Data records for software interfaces
◇ ◇ ◇ ◇

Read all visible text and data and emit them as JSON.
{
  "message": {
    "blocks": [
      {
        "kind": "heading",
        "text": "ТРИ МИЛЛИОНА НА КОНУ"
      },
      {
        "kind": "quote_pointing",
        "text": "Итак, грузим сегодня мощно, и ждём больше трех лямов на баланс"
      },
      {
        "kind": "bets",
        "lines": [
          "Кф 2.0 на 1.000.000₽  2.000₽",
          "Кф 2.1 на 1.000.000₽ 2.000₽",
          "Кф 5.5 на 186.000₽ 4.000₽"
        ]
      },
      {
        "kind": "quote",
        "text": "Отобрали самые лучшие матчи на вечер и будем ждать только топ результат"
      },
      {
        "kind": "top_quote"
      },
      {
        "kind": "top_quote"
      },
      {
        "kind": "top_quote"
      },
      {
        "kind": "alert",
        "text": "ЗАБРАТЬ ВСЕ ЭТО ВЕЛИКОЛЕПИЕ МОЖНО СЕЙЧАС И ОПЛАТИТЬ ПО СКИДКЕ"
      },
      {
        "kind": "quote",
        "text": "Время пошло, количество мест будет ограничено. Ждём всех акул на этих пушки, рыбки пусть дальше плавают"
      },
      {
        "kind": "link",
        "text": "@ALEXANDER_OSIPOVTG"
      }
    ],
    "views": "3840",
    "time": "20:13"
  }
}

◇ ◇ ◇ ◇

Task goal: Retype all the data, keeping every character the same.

Task result:
Read all visible text and data and emit them as JSON.
{
  "message": {
    "blocks": [
      {
        "kind": "heading",
        "text": "ТРИ МИЛЛИОНА НА КОНУ"
      },
      {
        "kind": "quote_pointing",
        "text": "Итак, грузим сегодня мощно, и ждём больше трех лямов на баланс"
      },
      {
        "kind": "bets",
        "lines": [
          "Кф 2.0 на 1.000.000₽  2.000₽",
          "Кф 2.1 на 1.000.000₽ 2.000₽",
          "Кф 5.5 на 186.000₽ 4.000₽"
        ]
      },
      {
        "kind": "quote",
        "text": "Отобрали самые лучшие матчи на вечер и будем ждать только топ результат"
      },
      {
        "kind": "top_quote"
      },
      {
        "kind": "top_quote"
      },
      {
        "kind": "top_quote"
      },
      {
        "kind": "alert",
        "text": "ЗАБРАТЬ ВСЕ ЭТО ВЕЛИКОЛЕПИЕ МОЖНО СЕЙЧАС И ОПЛАТИТЬ ПО СКИДКЕ"
      },
      {
        "kind": "quote",
        "text": "Время пошло, количество мест будет ограничено. Ждём всех акул на этих пушки, рыбки пусть дальше плавают"
      },
      {
        "kind": "link",
        "text": "@ALEXANDER_OSIPOVTG"
      }
    ],
    "views": "3840",
    "time": "20:13"
  }
}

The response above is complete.